After a summer of reflection, preparation and transfer activity, football was finally back in sunny South London, and what better team to face than Watford, a team Palace hadn’t lost to in their six previous meetings. Fresh-faced and revitalised with foreign loan signings and with their new pint-sized Italian at the helm, The Hornets were looking to build on last season where an 11th place finish saw them fall narrowly short of a play off place.
The home side gave starts to all four of their summer acquisitions and got off to a near perfect start as they took the lead just thirteen minutes in. Wilfried Zaha, continuing his explosive form from the previous season, did what he does best as he received the ball on the edge of the box, bamboozled three defenders and exploded in to the box, forcing John Eustace to react and tumble him down, much to the home crowd’s jubilance. Up stepped forever inconsistent playmaker Owen Garvan to fire home the penalty and lay the foundations to what turned out to be a thrilling afternoon – for neutrals and Watford fans at least.
Not disheartened by the goal evidently against the run of play, Watford pushed for an equaliser and shortly after rattling the bar through Garner, were rewarded in somewhat calamitous circumstances. Murray’s ambitious effort was spilled by the usually reliable Julian Speroni, and ginormous centre half Martin ‘leg breaker’ Taylor was on hand to bury the rebound.

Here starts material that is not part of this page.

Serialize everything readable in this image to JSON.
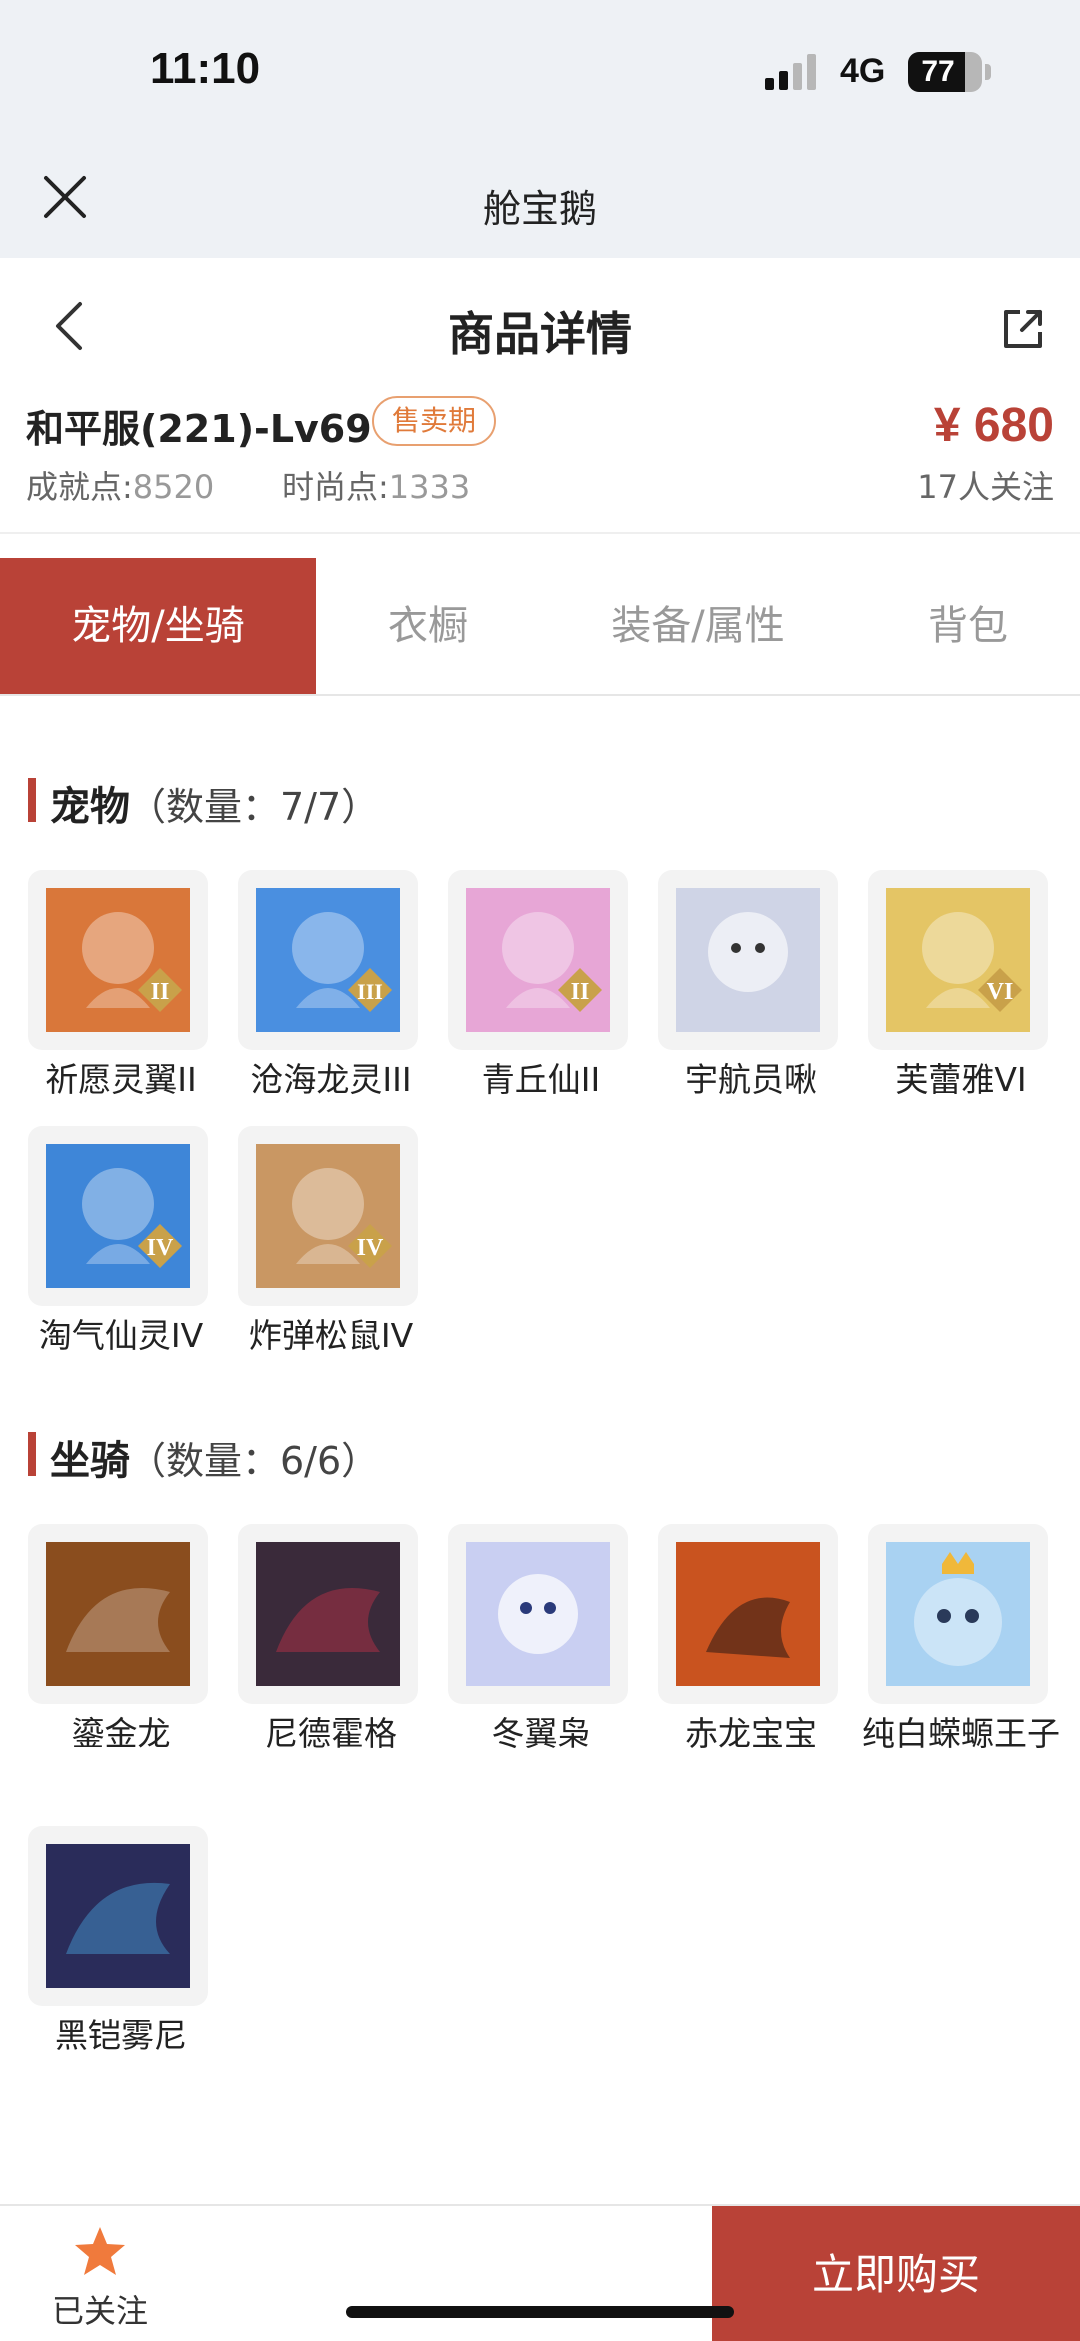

Half an hour in, having resorted to the long ball due to our inability to make more than three passes between our midfield, Speroni’s long searching clearance was eventually brought down by the seemingly prolific Garvan, who showed a couple of nice touches before poking past Arsenal reject Manuel Almunia. So that was that for Dougie Freedman. Mission complete. We had the lead at half time so all that was left to do was sit back, invite pressure on the defence and hope for the best. Some things never change eh?
A comment on a Palace message board after the game summed up the performance. ‘Watford were poor, we were just worse.’ A distinct lack of communication and passing ability in the middle of the park saw our defence launch balls at the head of Aaron Wilbraham all afternoon, and on the rare occasion he won the header against their colossal defence there were no runners alert enough to penetrate. From then on the outcome was inevitable, and for the young Palace fans who had been looking forward to this game all summer it was heartbreaking. Watford’s super cool shirt sponsor of computer game ‘Football Manager’ seemed appropriate, as Zola’s Udinese super-sub Matej Vydra changed the game, a change reminiscent of the time Leigh Griffiths hopped off the bench to secure the Champions League for my Palace side against Barcelona one Friday night in my living room.
A menace to The Eagles from his introduction, Vydra’s movement caused problems and he troubled Speroni on a few occasions. From a Palace perspective, the second half was a boring encounter, made worse when another loanee pinched from Serie A, Almen Abdi, struck from 25 yards in the 88th minute as the away end erupted and the home end simultaneously emptied. So that’s it, we’d thrown away a lead, but a point on the opening day was okay right? Wrong. Deep into injury time, Palace’s defence, three of whom were debutants anyway, failed to clear their lines and the ball fell to the impressive Vydra, who bent the ball into the top corner as Speroni could only stand and watch.
A disappointing day for so many reasons, particularly as Freedman’s naive and negative tactics of last year seem to have continued and no improvement or progress has been made, both on and off the pitch. With many fans starting to call for his head already, it is going to need to be a huge turnaround before Freedman can start to feel comfortable again, as if we see many more performances akin to yesterday’s then relegation beckons. Fair play to Watford for digging deep and getting a deserved win, I just pray Freedman has a few signings up his sleeve otherwise the season could be over when it has barely just begun.